EXERCISE OBJECTIVE: Could you report every line of the listing below that holds the word "desc"?

DATASET EXTRACT:
————

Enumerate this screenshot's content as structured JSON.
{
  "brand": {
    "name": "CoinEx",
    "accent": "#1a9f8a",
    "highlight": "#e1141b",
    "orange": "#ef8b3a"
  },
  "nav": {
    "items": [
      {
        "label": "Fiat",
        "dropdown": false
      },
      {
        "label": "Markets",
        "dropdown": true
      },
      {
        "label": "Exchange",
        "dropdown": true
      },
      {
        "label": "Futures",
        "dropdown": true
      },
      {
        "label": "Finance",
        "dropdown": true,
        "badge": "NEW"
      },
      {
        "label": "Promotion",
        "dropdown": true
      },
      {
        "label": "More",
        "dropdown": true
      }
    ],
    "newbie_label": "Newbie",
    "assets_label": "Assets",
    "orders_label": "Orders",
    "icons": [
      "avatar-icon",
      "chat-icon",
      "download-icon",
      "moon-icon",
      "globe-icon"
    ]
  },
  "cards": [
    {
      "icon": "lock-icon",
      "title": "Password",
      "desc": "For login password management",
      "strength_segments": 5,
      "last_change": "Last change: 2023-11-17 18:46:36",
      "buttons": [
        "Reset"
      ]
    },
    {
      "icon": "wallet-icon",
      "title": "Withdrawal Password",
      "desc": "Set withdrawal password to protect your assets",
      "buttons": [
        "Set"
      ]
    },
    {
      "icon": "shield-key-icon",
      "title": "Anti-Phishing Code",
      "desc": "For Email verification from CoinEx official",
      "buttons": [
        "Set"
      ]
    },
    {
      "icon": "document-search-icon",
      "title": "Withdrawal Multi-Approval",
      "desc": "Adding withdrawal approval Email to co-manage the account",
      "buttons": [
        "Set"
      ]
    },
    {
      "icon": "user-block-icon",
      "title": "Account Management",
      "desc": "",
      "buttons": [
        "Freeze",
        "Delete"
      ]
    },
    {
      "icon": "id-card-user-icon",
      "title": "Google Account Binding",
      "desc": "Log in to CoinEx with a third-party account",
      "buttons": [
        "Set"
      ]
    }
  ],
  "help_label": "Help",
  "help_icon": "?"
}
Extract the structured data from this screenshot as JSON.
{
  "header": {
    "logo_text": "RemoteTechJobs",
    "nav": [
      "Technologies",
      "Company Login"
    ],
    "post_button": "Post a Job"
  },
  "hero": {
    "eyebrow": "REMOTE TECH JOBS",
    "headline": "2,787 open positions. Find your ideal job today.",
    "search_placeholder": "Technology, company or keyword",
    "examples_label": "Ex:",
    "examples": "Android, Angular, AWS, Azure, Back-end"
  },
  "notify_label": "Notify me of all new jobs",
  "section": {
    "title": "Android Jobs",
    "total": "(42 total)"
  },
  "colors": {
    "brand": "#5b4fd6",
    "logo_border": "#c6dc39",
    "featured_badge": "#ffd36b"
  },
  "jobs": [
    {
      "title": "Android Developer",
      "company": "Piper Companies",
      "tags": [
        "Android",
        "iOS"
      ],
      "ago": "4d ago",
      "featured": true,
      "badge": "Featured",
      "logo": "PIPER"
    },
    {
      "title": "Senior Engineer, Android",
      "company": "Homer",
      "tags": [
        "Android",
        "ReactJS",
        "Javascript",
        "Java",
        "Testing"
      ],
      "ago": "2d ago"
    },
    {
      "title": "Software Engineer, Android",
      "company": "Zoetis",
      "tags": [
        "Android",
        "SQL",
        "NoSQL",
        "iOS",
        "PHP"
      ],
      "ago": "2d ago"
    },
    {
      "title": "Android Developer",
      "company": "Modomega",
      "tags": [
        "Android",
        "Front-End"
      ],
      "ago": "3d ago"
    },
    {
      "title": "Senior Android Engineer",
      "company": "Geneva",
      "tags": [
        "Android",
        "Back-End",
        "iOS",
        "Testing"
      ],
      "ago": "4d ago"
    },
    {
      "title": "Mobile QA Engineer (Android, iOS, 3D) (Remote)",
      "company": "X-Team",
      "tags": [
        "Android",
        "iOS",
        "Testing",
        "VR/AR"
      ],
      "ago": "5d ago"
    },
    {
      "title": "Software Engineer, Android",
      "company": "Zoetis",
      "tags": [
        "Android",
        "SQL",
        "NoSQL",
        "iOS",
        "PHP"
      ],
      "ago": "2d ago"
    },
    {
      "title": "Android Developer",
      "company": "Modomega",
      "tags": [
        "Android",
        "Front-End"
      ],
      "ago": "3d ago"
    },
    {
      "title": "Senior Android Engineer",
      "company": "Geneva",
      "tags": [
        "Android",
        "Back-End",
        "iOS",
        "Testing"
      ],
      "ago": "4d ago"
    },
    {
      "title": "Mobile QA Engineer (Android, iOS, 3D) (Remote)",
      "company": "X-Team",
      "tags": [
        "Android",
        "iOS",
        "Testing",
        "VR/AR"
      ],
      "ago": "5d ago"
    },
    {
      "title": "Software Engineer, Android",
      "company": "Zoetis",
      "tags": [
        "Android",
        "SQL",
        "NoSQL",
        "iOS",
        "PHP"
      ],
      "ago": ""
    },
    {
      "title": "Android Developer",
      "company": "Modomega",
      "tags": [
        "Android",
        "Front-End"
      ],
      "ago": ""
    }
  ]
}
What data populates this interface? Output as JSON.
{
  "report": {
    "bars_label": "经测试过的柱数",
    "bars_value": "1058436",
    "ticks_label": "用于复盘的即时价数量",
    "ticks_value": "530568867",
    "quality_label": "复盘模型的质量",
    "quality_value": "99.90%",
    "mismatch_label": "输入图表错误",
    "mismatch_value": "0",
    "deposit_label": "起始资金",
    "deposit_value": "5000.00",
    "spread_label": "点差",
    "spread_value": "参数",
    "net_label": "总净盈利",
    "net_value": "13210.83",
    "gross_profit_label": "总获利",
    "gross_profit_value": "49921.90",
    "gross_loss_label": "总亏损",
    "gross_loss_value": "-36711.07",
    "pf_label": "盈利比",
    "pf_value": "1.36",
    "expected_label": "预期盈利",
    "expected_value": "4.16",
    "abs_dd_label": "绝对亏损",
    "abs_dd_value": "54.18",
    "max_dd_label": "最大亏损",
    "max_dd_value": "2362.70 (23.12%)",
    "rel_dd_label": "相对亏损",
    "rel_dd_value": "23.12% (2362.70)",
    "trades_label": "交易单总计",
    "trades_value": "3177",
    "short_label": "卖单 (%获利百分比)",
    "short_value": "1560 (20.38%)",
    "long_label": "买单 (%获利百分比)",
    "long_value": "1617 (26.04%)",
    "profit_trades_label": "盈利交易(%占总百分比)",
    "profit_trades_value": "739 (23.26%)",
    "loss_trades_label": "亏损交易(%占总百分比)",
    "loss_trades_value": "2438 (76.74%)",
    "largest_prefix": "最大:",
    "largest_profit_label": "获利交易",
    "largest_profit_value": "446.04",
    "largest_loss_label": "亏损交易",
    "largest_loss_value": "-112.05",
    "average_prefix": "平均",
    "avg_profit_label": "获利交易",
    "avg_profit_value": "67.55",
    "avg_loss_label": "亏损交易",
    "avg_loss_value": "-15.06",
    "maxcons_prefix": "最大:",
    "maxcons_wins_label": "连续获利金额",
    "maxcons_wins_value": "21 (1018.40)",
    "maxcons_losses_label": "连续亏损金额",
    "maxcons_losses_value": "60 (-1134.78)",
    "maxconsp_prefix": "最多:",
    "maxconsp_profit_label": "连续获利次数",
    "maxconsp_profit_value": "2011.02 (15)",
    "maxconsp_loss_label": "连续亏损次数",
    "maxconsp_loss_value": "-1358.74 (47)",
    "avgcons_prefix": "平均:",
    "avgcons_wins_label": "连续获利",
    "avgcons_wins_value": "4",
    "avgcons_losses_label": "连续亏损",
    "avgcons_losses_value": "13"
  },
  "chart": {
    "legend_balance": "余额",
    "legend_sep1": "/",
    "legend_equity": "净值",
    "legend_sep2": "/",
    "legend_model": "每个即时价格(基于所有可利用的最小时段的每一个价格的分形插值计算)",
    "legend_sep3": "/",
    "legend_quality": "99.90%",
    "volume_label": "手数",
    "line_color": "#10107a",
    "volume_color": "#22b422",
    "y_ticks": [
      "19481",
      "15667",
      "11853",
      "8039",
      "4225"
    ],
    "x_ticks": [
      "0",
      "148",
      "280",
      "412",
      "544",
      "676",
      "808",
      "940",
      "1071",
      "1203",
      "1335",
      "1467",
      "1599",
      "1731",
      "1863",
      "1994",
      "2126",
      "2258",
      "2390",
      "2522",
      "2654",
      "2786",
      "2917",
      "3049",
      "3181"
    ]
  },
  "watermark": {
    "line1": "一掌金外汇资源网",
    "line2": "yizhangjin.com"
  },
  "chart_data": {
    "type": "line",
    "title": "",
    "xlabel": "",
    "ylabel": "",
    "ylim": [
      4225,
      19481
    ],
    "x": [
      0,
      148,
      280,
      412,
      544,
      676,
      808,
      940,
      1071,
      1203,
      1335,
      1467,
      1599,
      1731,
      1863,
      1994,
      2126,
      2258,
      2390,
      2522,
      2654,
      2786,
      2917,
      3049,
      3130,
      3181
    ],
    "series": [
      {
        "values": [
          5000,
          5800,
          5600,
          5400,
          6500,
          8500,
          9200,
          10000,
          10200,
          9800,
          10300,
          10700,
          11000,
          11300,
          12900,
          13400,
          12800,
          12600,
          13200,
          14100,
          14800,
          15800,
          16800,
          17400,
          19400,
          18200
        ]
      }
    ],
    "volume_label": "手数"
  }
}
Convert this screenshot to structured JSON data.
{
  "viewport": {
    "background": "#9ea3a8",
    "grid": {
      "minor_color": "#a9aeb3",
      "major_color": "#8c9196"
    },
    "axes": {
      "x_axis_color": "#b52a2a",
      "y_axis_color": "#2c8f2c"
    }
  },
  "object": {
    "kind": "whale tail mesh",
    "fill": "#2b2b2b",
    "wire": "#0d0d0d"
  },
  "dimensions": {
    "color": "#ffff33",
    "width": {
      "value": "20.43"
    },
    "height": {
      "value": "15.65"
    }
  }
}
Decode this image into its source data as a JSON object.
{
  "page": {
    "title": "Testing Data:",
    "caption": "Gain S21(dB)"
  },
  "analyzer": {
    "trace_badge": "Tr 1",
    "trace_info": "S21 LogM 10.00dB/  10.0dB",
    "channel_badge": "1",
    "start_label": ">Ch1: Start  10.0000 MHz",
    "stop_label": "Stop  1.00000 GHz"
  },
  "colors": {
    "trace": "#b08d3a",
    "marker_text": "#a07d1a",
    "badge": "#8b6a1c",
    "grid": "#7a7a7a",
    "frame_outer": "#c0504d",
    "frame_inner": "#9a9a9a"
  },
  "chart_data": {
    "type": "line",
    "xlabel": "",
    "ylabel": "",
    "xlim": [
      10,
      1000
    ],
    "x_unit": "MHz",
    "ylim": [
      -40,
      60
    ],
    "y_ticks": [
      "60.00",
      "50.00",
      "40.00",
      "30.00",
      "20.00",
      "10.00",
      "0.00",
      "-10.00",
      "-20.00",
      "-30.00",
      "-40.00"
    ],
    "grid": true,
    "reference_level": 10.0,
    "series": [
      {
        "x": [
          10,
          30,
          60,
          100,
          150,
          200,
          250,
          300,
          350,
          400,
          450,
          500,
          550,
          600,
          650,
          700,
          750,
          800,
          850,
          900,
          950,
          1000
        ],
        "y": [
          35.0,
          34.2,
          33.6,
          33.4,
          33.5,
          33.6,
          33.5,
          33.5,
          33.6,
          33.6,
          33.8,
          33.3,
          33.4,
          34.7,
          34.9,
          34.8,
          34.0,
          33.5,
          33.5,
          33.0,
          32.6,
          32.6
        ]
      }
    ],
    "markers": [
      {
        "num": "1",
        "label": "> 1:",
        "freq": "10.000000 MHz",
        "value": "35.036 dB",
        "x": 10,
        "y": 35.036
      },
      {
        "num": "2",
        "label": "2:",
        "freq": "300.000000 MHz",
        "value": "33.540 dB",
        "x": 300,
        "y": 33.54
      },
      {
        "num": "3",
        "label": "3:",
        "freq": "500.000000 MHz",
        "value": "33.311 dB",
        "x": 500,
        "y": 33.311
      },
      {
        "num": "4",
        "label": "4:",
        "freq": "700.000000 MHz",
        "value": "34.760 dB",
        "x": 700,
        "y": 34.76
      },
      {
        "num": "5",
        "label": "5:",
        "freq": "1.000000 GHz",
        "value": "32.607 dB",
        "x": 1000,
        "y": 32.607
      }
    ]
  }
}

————

RESULT:
      "desc": "For login password management",
      "desc": "Set withdrawal password to protect your assets",
      "desc": "For Email verification from CoinEx official",
      "desc": "Adding withdrawal approval Email to co-manage the account",
      "desc": "",
      "desc": "Log in to CoinEx with a third-party account",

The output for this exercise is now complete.